Rob Cole had certainly been a life. It had divided its time between a job he no longer held, a relationship now over, and friends who don’t much talk to him. Rob Cole no longer exists. He is now five feet and eleven inches of blank canvas, available for hire. A mutable ghost, haunting the city of London. Opening old wounds and creating fresh ones.
He has amassed an impressive array of costumes. He can be whatever you need him to be, from suit-and-tie to jeans-and-tee. Book him with enough notice and he will grow a beard out, or have his hair cut any which way that pleases you.
If you would like to sleep with him, rest assured, he takes sexual health very seriously indeed. He always wears protection and routinely undergoes check-ups and testing.

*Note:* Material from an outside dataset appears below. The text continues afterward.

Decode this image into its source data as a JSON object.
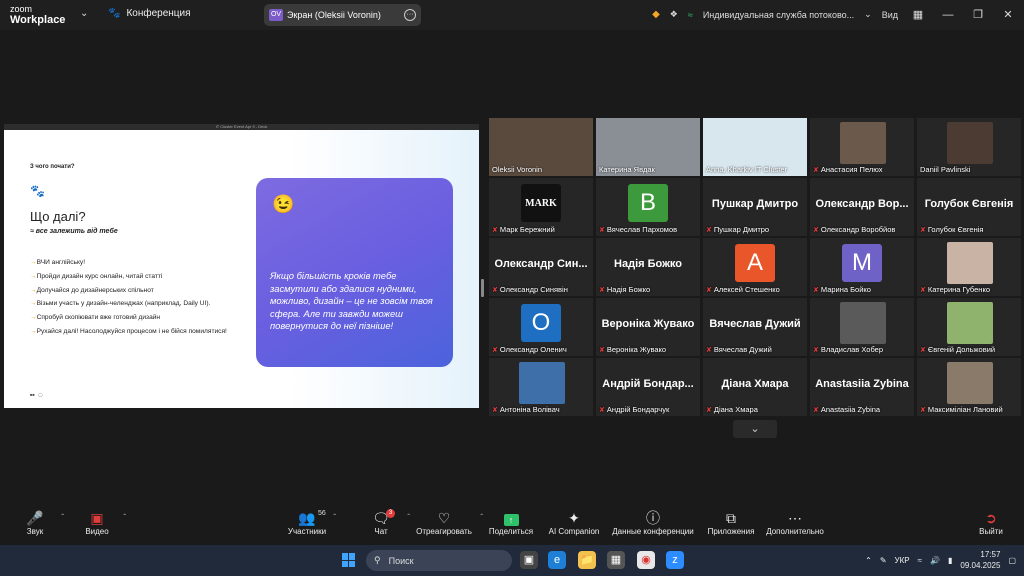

No extra charge for the ladies, though men pay double. (Or at least, best offer.)
He has become a hundred stories of regret and remorse. He absorbs the stories and tears of clients if the money is right...
Everyone has lost someone somehow. How about you? Have you lost someone close to you? Is there someone you cannot stop thinking of? Is there anything you need to say to someone or wish you had? If so, look him up. For just three hundred pounds a night, closure can finally be yours.

Jake Kendall is a graduate of the University of Edinburgh's Creative Writing MSc programme. When he is not writing short stories, he writes and researches for the Edinburgh International Culture Summit.